In adoption cases, a mother cat is typically separated from her kittens. A newborn kitten needs her mother for the first four weeks for nursing and nurturing. Generally a kitten is fully weaned between eight to ten weeks of age. Lola, an abandoned mother cat was sterilized when found by a cat trapper from the Cat Welfare Society and a volunteer. Lola was eight months old when found with her nipples swollen. Since no kittens were found near her, the volunteer proceeded to send Lola to a veterinary clinic for health screenings and sterilization. At the same time, the volunteer posted an adoption notice for Lola. Luckily a home was found for Lola while she was being treated at the veterinary clinic. The sterilized cat which tested negative for FIV and FeLVS can then be released to her new home upon discharged from the clinic.
Singapore’s community cats are a cultural phenomenon. Also known as street cats, these felines are "adopted" by a neighbourhood of people who feed, provide veterinary care and look out for them. Some even have names and are recognized residents in Singapore’s streets and housing estates. The only humane and effective approach to community cats is sending them for sterilization via Stray Cat Sterilisation Programme (SCSP), Cat Welfare Society (CWS) and Society for the Prevention of Cruelty to Animals (SPCA). Doing so will help manage the stray cat population and mitigate nuisance issues such as caterwauling. PetReview captured images of some lovable community cats living healthy and happy lives in their space. Enjoy these cute kitties and their ways!
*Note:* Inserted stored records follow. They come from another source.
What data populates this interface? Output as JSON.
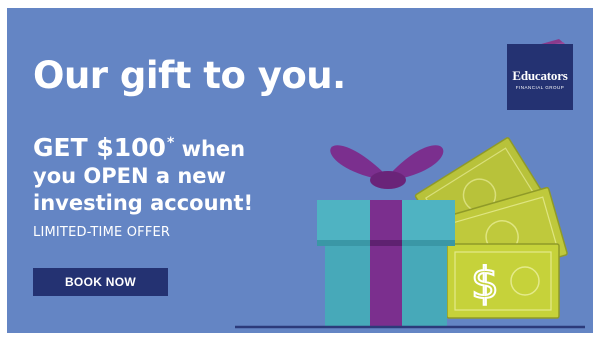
{
  "banner": {
    "headline": "Our gift to you.",
    "offer": {
      "line1_amount": "GET $100",
      "line1_asterisk": "*",
      "line1_rest": "when",
      "line2": "you OPEN a new",
      "line3": "investing account!"
    },
    "limited": "LIMITED-TIME OFFER",
    "cta_label": "BOOK NOW"
  },
  "logo": {
    "name": "Educators",
    "subtitle": "FINANCIAL GROUP"
  },
  "icons": {
    "gift": "gift-box-icon",
    "money": "dollar-bills-icon",
    "logo_mark": "book-tab-icon"
  },
  "colors": {
    "background": "#6485c4",
    "button": "#243272",
    "gift_box": "#47a9b9",
    "ribbon": "#7b2f8e",
    "bill": "#c6d23a",
    "logo_accent": "#8a3a8c"
  }
}
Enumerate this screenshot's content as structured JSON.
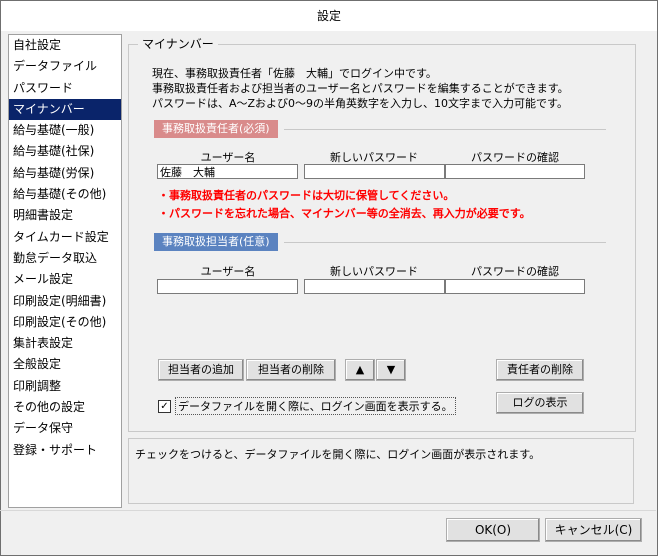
{
  "window": {
    "title": "設定"
  },
  "sidebar": {
    "items": [
      {
        "label": "自社設定"
      },
      {
        "label": "データファイル"
      },
      {
        "label": "パスワード"
      },
      {
        "label": "マイナンバー",
        "active": true
      },
      {
        "label": "給与基礎(一般)"
      },
      {
        "label": "給与基礎(社保)"
      },
      {
        "label": "給与基礎(労保)"
      },
      {
        "label": "給与基礎(その他)"
      },
      {
        "label": "明細書設定"
      },
      {
        "label": "タイムカード設定"
      },
      {
        "label": "勤怠データ取込"
      },
      {
        "label": "メール設定"
      },
      {
        "label": "印刷設定(明細書)"
      },
      {
        "label": "印刷設定(その他)"
      },
      {
        "label": "集計表設定"
      },
      {
        "label": "全般設定"
      },
      {
        "label": "印刷調整"
      },
      {
        "label": "その他の設定"
      },
      {
        "label": "データ保守"
      },
      {
        "label": "登録・サポート"
      }
    ]
  },
  "main": {
    "group_title": "マイナンバー",
    "intro": [
      "現在、事務取扱責任者「佐藤　大輔」でログイン中です。",
      "事務取扱責任者および担当者のユーザー名とパスワードを編集することができます。",
      "パスワードは、A～Zおよび0～9の半角英数字を入力し、10文字まで入力可能です。"
    ],
    "responsible": {
      "label": "事務取扱責任者(必須)",
      "label_color": "#d98b8b",
      "col_username": "ユーザー名",
      "col_new_password": "新しいパスワード",
      "col_confirm": "パスワードの確認",
      "username_value": "佐藤　大輔",
      "new_password_value": "",
      "confirm_value": "",
      "warnings": [
        "・事務取扱責任者のパスワードは大切に保管してください。",
        "・パスワードを忘れた場合、マイナンバー等の全消去、再入力が必要です。"
      ]
    },
    "staff": {
      "label": "事務取扱担当者(任意)",
      "label_color": "#5b83c0",
      "col_username": "ユーザー名",
      "col_new_password": "新しいパスワード",
      "col_confirm": "パスワードの確認",
      "username_value": "",
      "new_password_value": "",
      "confirm_value": ""
    },
    "buttons": {
      "add_staff": "担当者の追加",
      "delete_staff": "担当者の削除",
      "move_up": "▲",
      "move_down": "▼",
      "delete_responsible": "責任者の削除",
      "show_log": "ログの表示"
    },
    "checkbox": {
      "label": "データファイルを開く際に、ログイン画面を表示する。",
      "checked": true,
      "mark": "✓"
    },
    "info_text": "チェックをつけると、データファイルを開く際に、ログイン画面が表示されます。"
  },
  "footer": {
    "ok": "OK(O)",
    "cancel": "キャンセル(C)"
  }
}
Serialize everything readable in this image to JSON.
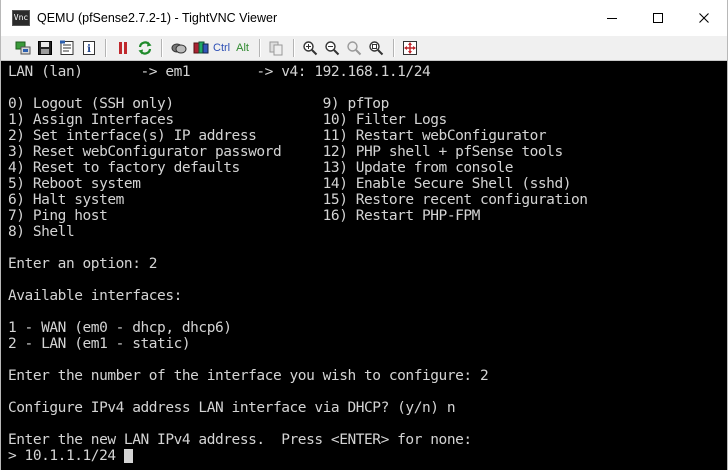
{
  "window": {
    "title": "QEMU (pfSense2.7.2-1) - TightVNC Viewer",
    "app_icon_text": "Vnc"
  },
  "toolbar": {
    "buttons": [
      "new-connection-icon",
      "save-icon",
      "options-icon",
      "info-icon",
      "pause-icon",
      "refresh-icon",
      "transfer-icon",
      "ctrl-alt-del-icon"
    ],
    "ctrl_label": "Ctrl",
    "alt_label": "Alt",
    "zoom_buttons": [
      "clipboard-icon",
      "zoom-in-icon",
      "zoom-out-icon",
      "zoom-100-icon",
      "zoom-fit-icon",
      "fullscreen-icon"
    ]
  },
  "console": {
    "lines": [
      "LAN (lan)       -> em1        -> v4: 192.168.1.1/24",
      "",
      "0) Logout (SSH only)                  9) pfTop",
      "1) Assign Interfaces                  10) Filter Logs",
      "2) Set interface(s) IP address        11) Restart webConfigurator",
      "3) Reset webConfigurator password     12) PHP shell + pfSense tools",
      "4) Reset to factory defaults          13) Update from console",
      "5) Reboot system                      14) Enable Secure Shell (sshd)",
      "6) Halt system                        15) Restore recent configuration",
      "7) Ping host                          16) Restart PHP-FPM",
      "8) Shell",
      "",
      "Enter an option: 2",
      "",
      "Available interfaces:",
      "",
      "1 - WAN (em0 - dhcp, dhcp6)",
      "2 - LAN (em1 - static)",
      "",
      "Enter the number of the interface you wish to configure: 2",
      "",
      "Configure IPv4 address LAN interface via DHCP? (y/n) n",
      "",
      "Enter the new LAN IPv4 address.  Press <ENTER> for none:",
      "> 10.1.1.1/24"
    ]
  },
  "colors": {
    "console_bg": "#000000",
    "console_fg": "#d4d4d4",
    "toolbar_bg": "#f0f0f0"
  }
}
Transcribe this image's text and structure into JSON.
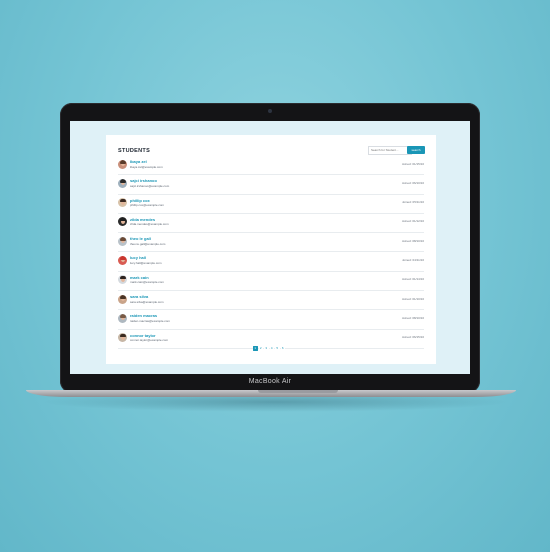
{
  "device": {
    "model": "MacBook Air"
  },
  "page": {
    "title": "STUDENTS",
    "search": {
      "placeholder": "Search for Student...",
      "button_label": "search"
    }
  },
  "students": [
    {
      "name": "Ibaya zel",
      "email": "ibaya.zel@example.com",
      "joined": "Joined: 01/15/10",
      "avatar": "female-avatar"
    },
    {
      "name": "sajci irshanoo",
      "email": "sajci.irshanoo@example.com",
      "joined": "Joined: 06/10/10",
      "avatar": "male-avatar"
    },
    {
      "name": "phillip cox",
      "email": "phillip.cox@example.com",
      "joined": "Joined: 05/11/10",
      "avatar": "male-avatar"
    },
    {
      "name": "zilda mendes",
      "email": "zilda.mendes@example.com",
      "joined": "Joined: 01/12/10",
      "avatar": "female-avatar"
    },
    {
      "name": "theo le gall",
      "email": "theo.le.gall@example.com",
      "joined": "Joined: 08/10/10",
      "avatar": "male-avatar"
    },
    {
      "name": "lucy hall",
      "email": "lucy.hall@example.com",
      "joined": "Joined: 04/11/10",
      "avatar": "female-avatar"
    },
    {
      "name": "mark cain",
      "email": "mark.cain@example.com",
      "joined": "Joined: 01/14/10",
      "avatar": "male-avatar"
    },
    {
      "name": "sara silva",
      "email": "sara.silva@example.com",
      "joined": "Joined: 01/10/10",
      "avatar": "female-avatar"
    },
    {
      "name": "raiden macras",
      "email": "raiden.macras@example.com",
      "joined": "Joined: 08/10/10",
      "avatar": "male-avatar"
    },
    {
      "name": "connor taylor",
      "email": "connor.taylor@example.com",
      "joined": "Joined: 06/15/10",
      "avatar": "male-avatar"
    }
  ],
  "pagination": {
    "pages": [
      "1",
      "2",
      "3",
      "4",
      "5",
      "6"
    ],
    "current": "1"
  },
  "colors": {
    "accent": "#1a96b6",
    "background": "#72c3d3",
    "screen": "#dff1f7"
  }
}
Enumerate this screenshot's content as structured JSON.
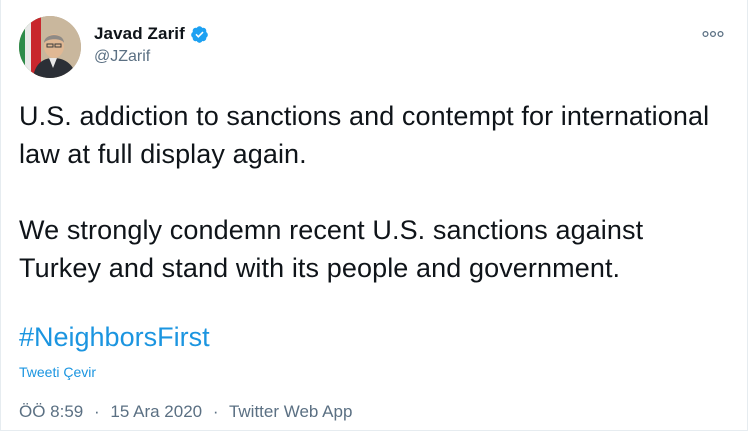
{
  "author": {
    "display_name": "Javad Zarif",
    "handle": "@JZarif",
    "verified": true
  },
  "icons": {
    "verified": "verified-badge-icon",
    "more": "more-options-icon",
    "avatar": "profile-avatar"
  },
  "tweet": {
    "paragraph_1": "U.S. addiction to sanctions and contempt for international law at full display again.",
    "paragraph_2": "We strongly condemn recent U.S. sanctions against Turkey and stand with its people and government.",
    "hashtag": "#NeighborsFirst"
  },
  "translate_label": "Tweeti Çevir",
  "meta": {
    "time": "ÖÖ 8:59",
    "separator": "·",
    "date": "15 Ara 2020",
    "source": "Twitter Web App"
  },
  "colors": {
    "link": "#1b95e0",
    "verified": "#1da1f2",
    "secondary_text": "#5b7083"
  }
}
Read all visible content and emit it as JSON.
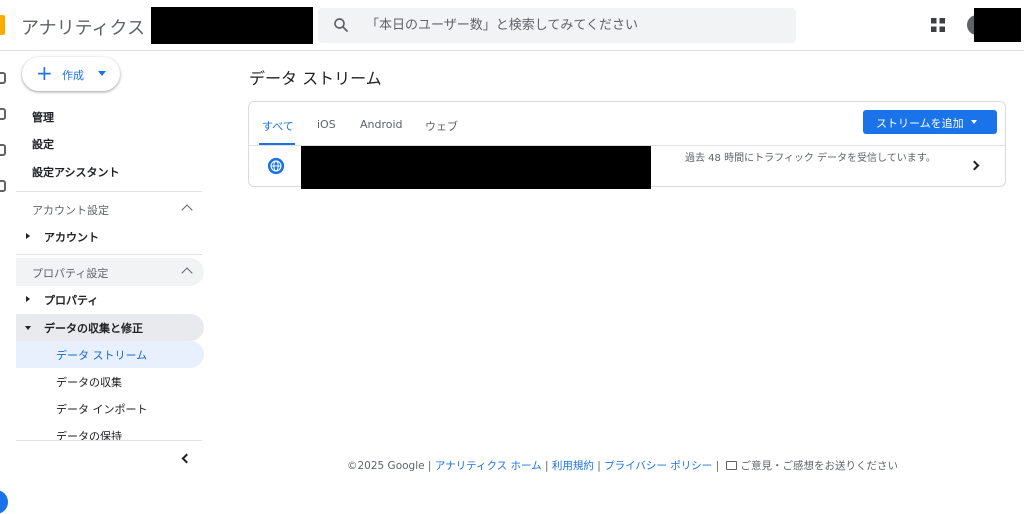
{
  "header": {
    "app_title": "アナリティクス",
    "search_placeholder": "「本日のユーザー数」と検索してみてください"
  },
  "nav": {
    "create_label": "作成",
    "items": [
      "管理",
      "設定",
      "設定アシスタント"
    ],
    "account_section": "アカウント設定",
    "account_item": "アカウント",
    "property_section": "プロパティ設定",
    "property_item": "プロパティ",
    "data_collection_item": "データの収集と修正",
    "sub_items": [
      "データ ストリーム",
      "データの収集",
      "データ インポート",
      "データの保持"
    ]
  },
  "main": {
    "title": "データ ストリーム",
    "tabs": [
      "すべて",
      "iOS",
      "Android",
      "ウェブ"
    ],
    "active_tab": "すべて",
    "add_stream_label": "ストリームを追加",
    "stream_status": "過去 48 時間にトラフィック データを受信しています。"
  },
  "footer": {
    "copyright": "©2025 Google",
    "links": [
      "アナリティクス ホーム",
      "利用規約",
      "プライバシー ポリシー"
    ],
    "feedback": "ご意見・ご感想をお送りください"
  },
  "colors": {
    "accent": "#1a73e8",
    "active_bg": "#e8f0fe",
    "logo": "#f9ab00"
  },
  "icons": [
    "search-icon",
    "apps-icon",
    "globe-icon",
    "chevron-right-icon",
    "chevron-left-icon",
    "feedback-icon"
  ]
}
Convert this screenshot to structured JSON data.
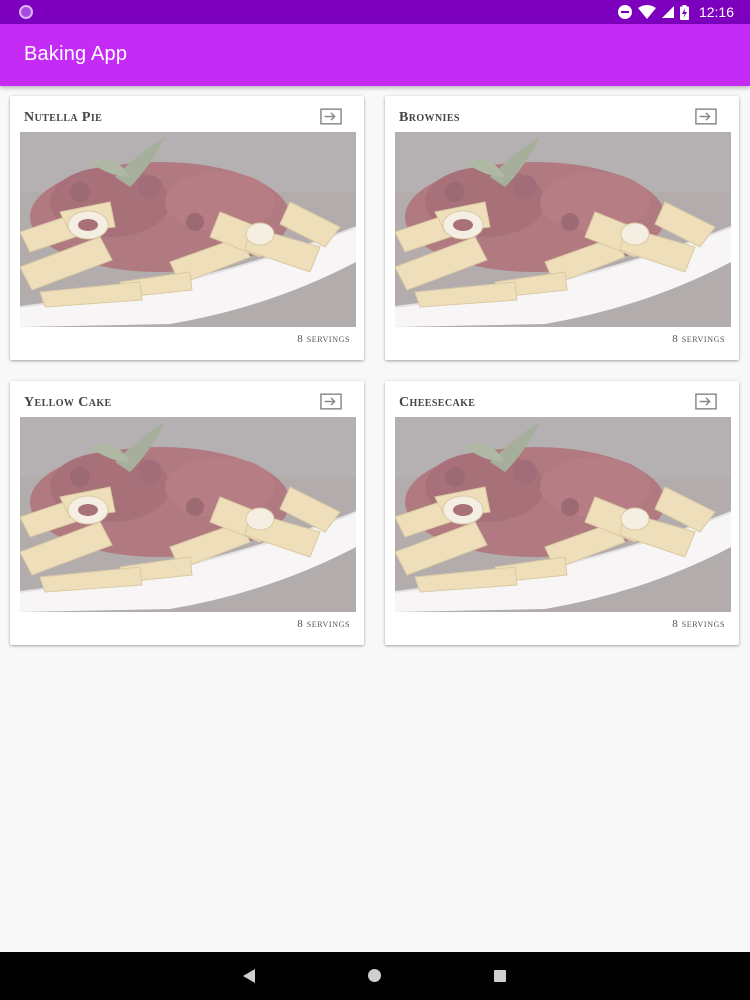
{
  "status_bar": {
    "time": "12:16",
    "icons": [
      "notification-dot-icon",
      "do-not-disturb-icon",
      "wifi-icon",
      "cell-signal-icon",
      "battery-charging-icon"
    ]
  },
  "app_bar": {
    "title": "Baking App"
  },
  "recipes": [
    {
      "name": "Nutella Pie",
      "servings": "8 servings",
      "image_icon": "recipe-image"
    },
    {
      "name": "Brownies",
      "servings": "8 servings",
      "image_icon": "recipe-image"
    },
    {
      "name": "Yellow Cake",
      "servings": "8 servings",
      "image_icon": "recipe-image"
    },
    {
      "name": "Cheesecake",
      "servings": "8 servings",
      "image_icon": "recipe-image"
    }
  ],
  "card_action_icon": "open-in-widget-icon",
  "nav_bar": {
    "icons": [
      "back-icon",
      "home-icon",
      "recents-icon"
    ]
  },
  "colors": {
    "status_bar": "#7c00bd",
    "app_bar": "#c42cf6",
    "background": "#f8f8f8"
  }
}
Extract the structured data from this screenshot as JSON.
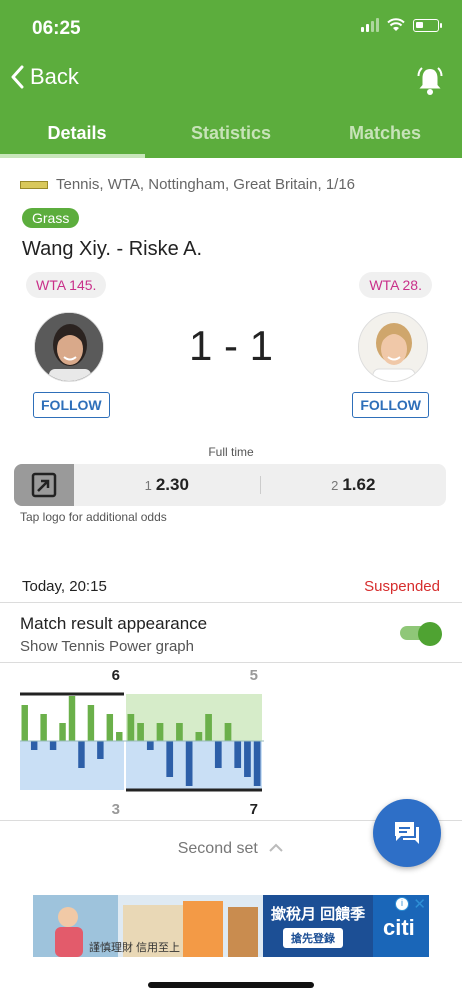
{
  "status_bar": {
    "time": "06:25"
  },
  "header": {
    "back_label": "Back",
    "tabs": [
      {
        "label": "Details",
        "active": true
      },
      {
        "label": "Statistics",
        "active": false
      },
      {
        "label": "Matches",
        "active": false
      }
    ]
  },
  "match": {
    "league": "Tennis, WTA, Nottingham, Great Britain, 1/16",
    "surface": "Grass",
    "title": "Wang Xiy. - Riske A.",
    "home": {
      "rank": "WTA 145.",
      "follow_label": "FOLLOW"
    },
    "away": {
      "rank": "WTA 28.",
      "follow_label": "FOLLOW"
    },
    "score": "1 - 1",
    "state": "Full time"
  },
  "odds": {
    "home_index": "1",
    "home_value": "2.30",
    "away_index": "2",
    "away_value": "1.62",
    "hint": "Tap logo for additional odds"
  },
  "info": {
    "datetime": "Today, 20:15",
    "status": "Suspended"
  },
  "toggle": {
    "title": "Match result appearance",
    "subtitle": "Show Tennis Power graph",
    "on": true
  },
  "power_graph": {
    "sets": [
      {
        "home_games": "6",
        "away_games": "3",
        "bars": [
          4,
          -1,
          3,
          -1,
          2,
          5,
          -3,
          4,
          -2,
          3,
          1
        ]
      },
      {
        "home_games": "5",
        "away_games": "7",
        "bars": [
          3,
          2,
          -1,
          2,
          -4,
          2,
          -5,
          1,
          3,
          -3,
          2,
          -3,
          -4,
          -5
        ]
      }
    ]
  },
  "set_label": "Second set",
  "ad": {
    "headline": "撳稅月 回饋季",
    "cta": "搶先登錄",
    "brand": "citi",
    "disclaimer": "謹慎理財 信用至上"
  },
  "colors": {
    "brand_green": "#5cad3d",
    "accent_blue": "#2e6fc7",
    "rank_pink": "#c9308a",
    "status_red": "#d62d2d"
  }
}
Chronic kidney failure is a life-threatening disease for cats and has no definitive cure. However, early and successful treatment for acute renal failure in cats may result in the cat regaining full function of her kidneys.
The risk factors between acute and renal kidney failures in cats are different. However, both conditions share similar symptoms. Monitoring your cat’s drinking and urinating habits will help detect early signs of kidney disease. A cat in early stages of chronic kidney failure (CKD) shows an increase in urination whereas a reduction in urination is typically a sign of acute or late-stage chronic kidney failure.
The kidneys of a healthy cat principally act to remove metabolic waste products from the blood stream, regulate the levels of essential nutrients such potassium and sodium, conserve water and produce urine. In kidney or renal failure, the kidneys cope with their inability to efficiently remove waste products by producing a larger amount of more dilute urine. As a result, waste products begin to build up in the bloodstream.
A Bengal resident cat, Kenobi finally found his soulmate and brother. His human daddy had to go through two home trial sessions before finally settling on Hero, a male tabby cat at Kenobi’s approval. Each home trial lasted one week for Kenobi to assess his potential house-mate.
A female tabby cat about 4 months old is looking for a furever home. She is found in Bishan, limping. A kind rescuer, Grace brought her to the vet, treated her and named her Febe. She is now given a clean bill of health and no longer limps in pain. Febe loves humans but is not friendly with other cats and hence may grow up to be a domineering alpha cat.